How Do We Retain What We Learn?

The best answer to any question.
April 14 2014 11:09 AM

How Do We Retain What We Learn?

Students in Brooklyn, N.Y., build robust neural networks in April 2014.

Photo by Spencer Platt/Getty Images

This question originally appeared on Quora.

Answer by Robert Frost, engineer and instructor at NASA:


Retention means being able to easily access the information later. To do that, one wants to have that information in a neural network that is robust and well indexed. To do that, one needs to ensure the following during learning and after:

    1) Repetition
    2) Connection of new information to old information

When we repeatedly think about something, the related neurons grow tentaclelike structures called dendrites that reach out to connect to other neurons. If we continue to think about that item, those dendrites can acquire redundant dendrites that grow alongside them, and the receptor sites on those dendrites can acquire greater throughput.

We can analogize this to a road system. If we build six-lane highways to a destination, it's easier and faster to get there than if we have dirt trails.

Our brain organizes the information it acquires and continues to reorganize to optimize storage and recovery of that information. By connecting new information to older information, we make it easier to find that information later.

We can analogize that to having a road map. If we have a map, it's easier to get there than if we don't—or remembering that the new shoe store is next door to the old bookstore that we've repeatedly visited.

We rarely lose information within our brain; we just make it harder to find when we need it. Good retention of learning means making robust pathways to find that information and organize it well.

When things have been well-indexed and repeated sufficiently, they become automatic, meaning we can recall them without conscious effort. The alphabet is an example. We have repeatedly used that information so often that it is so easy to access that we don't have to think about it.

Stop thinking about something and those dendrites can shrivel up, becoming less effective, like an unmaintained road. So, even after we think we've fully learned something, we still need to periodically use that information if we want it to remain easy to access.

More questions on Human Memory:



The Irritating Confidante

John Dickerson on Ben Bradlee’s fascinating relationship with John F. Kennedy.

My Father Invented Social Networking at a Girls’ Reform School in the 1930s

Renée Zellweger’s New Face Is Too Real

Sleater-Kinney Was Once America’s Best Rock Band

Can it be again?

The All The President’s Men Scene That Captured Ben Bradlee

Medical Examiner

Is It Better to Be a Hero Like Batman?

Or an altruist like Bruce Wayne?


Driving in Circles

The autonomous Google car may never actually happen.

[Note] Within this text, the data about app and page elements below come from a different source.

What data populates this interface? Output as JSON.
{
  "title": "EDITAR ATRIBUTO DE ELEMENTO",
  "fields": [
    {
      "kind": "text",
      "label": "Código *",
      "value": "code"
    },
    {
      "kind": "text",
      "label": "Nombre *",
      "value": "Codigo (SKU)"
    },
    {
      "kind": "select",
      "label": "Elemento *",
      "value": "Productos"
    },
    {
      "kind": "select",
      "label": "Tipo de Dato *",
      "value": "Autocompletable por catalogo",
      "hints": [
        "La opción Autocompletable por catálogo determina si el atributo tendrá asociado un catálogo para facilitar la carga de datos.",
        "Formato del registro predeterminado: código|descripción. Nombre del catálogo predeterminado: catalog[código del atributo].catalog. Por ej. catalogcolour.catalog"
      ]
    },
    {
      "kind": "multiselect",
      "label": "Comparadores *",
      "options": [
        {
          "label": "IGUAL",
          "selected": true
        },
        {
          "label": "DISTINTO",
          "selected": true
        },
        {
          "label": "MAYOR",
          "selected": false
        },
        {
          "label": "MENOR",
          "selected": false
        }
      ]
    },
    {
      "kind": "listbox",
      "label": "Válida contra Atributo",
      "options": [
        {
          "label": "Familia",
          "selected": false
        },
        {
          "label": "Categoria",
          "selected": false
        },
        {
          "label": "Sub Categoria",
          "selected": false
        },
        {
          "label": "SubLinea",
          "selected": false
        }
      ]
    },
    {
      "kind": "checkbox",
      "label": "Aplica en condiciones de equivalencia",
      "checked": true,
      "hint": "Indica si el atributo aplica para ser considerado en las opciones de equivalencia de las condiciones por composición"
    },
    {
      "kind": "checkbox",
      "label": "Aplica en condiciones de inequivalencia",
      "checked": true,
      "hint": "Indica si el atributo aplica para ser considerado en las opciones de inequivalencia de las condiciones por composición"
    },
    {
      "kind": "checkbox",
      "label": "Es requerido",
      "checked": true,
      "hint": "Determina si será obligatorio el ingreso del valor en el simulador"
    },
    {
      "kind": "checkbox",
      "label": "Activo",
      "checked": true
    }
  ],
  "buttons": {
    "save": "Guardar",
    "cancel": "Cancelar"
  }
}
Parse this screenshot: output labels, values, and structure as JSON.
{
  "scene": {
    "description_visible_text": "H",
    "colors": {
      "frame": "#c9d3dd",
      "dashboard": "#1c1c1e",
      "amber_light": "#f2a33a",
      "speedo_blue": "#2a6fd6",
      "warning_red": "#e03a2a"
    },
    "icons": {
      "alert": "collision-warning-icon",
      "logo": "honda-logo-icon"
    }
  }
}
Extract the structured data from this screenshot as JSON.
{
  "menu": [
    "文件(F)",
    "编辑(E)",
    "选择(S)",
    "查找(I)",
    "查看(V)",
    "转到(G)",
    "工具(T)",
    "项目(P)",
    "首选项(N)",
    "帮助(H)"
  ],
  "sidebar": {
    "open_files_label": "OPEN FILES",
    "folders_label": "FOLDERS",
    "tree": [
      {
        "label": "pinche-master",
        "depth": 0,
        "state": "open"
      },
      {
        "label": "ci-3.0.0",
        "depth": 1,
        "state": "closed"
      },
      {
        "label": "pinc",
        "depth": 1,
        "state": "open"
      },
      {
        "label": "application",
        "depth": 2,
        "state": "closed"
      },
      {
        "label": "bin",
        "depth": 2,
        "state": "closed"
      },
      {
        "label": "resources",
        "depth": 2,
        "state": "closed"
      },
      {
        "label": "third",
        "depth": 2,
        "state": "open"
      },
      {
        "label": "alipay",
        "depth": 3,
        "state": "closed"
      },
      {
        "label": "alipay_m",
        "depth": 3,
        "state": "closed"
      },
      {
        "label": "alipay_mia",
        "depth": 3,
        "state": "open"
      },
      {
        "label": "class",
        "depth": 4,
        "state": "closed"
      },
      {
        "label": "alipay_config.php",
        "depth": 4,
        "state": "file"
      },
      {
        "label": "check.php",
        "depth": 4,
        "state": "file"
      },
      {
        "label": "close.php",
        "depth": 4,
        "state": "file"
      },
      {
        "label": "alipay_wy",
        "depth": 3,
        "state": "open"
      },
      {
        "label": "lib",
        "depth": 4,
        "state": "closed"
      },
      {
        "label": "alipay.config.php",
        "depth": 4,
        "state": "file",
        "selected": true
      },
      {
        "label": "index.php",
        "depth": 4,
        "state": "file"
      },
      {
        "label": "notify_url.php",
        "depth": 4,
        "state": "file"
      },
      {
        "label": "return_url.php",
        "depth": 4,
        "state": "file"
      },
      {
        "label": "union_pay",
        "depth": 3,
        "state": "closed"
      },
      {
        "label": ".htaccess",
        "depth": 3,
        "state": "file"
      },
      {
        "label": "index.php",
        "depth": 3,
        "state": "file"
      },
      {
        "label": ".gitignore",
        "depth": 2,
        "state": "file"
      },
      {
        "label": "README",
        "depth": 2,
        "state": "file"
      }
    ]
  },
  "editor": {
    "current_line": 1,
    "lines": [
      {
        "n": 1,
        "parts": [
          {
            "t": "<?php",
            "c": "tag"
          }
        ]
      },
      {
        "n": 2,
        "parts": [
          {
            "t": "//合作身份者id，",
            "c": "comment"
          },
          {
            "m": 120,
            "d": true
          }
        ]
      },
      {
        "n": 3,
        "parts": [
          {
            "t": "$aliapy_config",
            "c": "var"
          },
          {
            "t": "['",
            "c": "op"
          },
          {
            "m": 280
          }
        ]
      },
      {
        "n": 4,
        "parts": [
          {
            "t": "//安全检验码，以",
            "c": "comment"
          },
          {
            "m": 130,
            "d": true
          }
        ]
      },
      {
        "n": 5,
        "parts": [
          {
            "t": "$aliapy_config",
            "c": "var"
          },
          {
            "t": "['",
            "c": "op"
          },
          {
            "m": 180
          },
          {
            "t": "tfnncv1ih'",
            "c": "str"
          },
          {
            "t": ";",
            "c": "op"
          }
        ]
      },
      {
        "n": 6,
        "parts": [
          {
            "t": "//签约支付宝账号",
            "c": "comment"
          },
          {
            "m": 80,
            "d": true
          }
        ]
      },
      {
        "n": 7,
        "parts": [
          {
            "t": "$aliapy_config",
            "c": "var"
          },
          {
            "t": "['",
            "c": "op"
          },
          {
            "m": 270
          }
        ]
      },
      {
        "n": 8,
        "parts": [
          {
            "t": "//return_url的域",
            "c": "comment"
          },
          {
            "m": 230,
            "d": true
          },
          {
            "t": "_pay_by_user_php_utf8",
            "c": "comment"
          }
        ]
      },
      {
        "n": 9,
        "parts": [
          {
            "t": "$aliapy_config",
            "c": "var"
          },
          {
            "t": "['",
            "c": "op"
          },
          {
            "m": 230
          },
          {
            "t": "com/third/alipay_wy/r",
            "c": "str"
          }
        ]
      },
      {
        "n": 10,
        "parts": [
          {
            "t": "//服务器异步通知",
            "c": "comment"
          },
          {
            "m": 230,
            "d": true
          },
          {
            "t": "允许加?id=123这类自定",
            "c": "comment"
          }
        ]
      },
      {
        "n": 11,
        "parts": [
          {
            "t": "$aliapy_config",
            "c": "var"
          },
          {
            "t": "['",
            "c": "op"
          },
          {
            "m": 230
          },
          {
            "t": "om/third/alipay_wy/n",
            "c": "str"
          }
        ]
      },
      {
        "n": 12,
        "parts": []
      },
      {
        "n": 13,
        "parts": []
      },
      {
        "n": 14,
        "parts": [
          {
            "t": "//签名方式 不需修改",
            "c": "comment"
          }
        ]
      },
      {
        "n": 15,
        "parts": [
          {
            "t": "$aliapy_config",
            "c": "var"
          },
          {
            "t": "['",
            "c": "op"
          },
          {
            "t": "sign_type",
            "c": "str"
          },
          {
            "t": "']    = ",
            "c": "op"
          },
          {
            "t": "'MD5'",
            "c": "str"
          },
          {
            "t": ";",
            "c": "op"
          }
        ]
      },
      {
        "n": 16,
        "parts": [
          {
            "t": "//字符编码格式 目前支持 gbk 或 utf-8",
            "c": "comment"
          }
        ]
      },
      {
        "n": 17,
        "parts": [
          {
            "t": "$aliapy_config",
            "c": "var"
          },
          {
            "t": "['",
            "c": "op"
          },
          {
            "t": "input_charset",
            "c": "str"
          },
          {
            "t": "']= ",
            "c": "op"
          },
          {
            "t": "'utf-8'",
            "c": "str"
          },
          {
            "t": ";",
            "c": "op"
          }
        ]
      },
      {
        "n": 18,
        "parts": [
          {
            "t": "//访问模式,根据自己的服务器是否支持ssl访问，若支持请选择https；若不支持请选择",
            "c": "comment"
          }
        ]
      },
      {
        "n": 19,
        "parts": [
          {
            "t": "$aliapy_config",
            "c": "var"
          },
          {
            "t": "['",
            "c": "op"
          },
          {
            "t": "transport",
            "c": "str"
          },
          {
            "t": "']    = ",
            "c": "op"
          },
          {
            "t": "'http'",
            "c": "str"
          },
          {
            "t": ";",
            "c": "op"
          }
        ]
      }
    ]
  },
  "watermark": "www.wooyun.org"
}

The World’s Human Rights Violators Are Signatories on the World’s Human Rights Treaties

How Punctual Are Germans?

  News & Politics
Oct. 22 2014 12:44 AM We Need More Ben Bradlees His relationship with John F. Kennedy shows what’s missing from today’s Washington journalism.
Oct. 21 2014 5:57 PM Soda and Fries Have Lost Their Charm for Both Consumers and Investors
The Vault
Oct. 21 2014 2:23 PM A Data-Packed Map of American Immigration in 1903
  Double X
The XX Factor
Oct. 21 2014 3:03 PM Renée Zellweger’s New Face Is Too Real
  Slate Plus
Behind the Scenes
Oct. 21 2014 1:02 PM Where Are Slate Plus Members From? This Weird Cartogram Explains. A weird-looking cartogram of Slate Plus memberships by state.
Brow Beat
Oct. 21 2014 9:42 PM The All The President’s Men Scene That Perfectly Captured Ben Bradlee’s Genius
Oct. 21 2014 11:44 PM Driving in Circles The autonomous Google car may never actually happen.
  Health & Science
Climate Desk
Oct. 21 2014 11:53 AM Taking Research for Granted Texas Republican Lamar Smith continues his crusade against independence in science.
Sports Nut
Oct. 20 2014 5:09 PM Keepaway, on Three. Ready—Break! On his record-breaking touchdown pass, Peyton Manning couldn’t even leave the celebration to chance.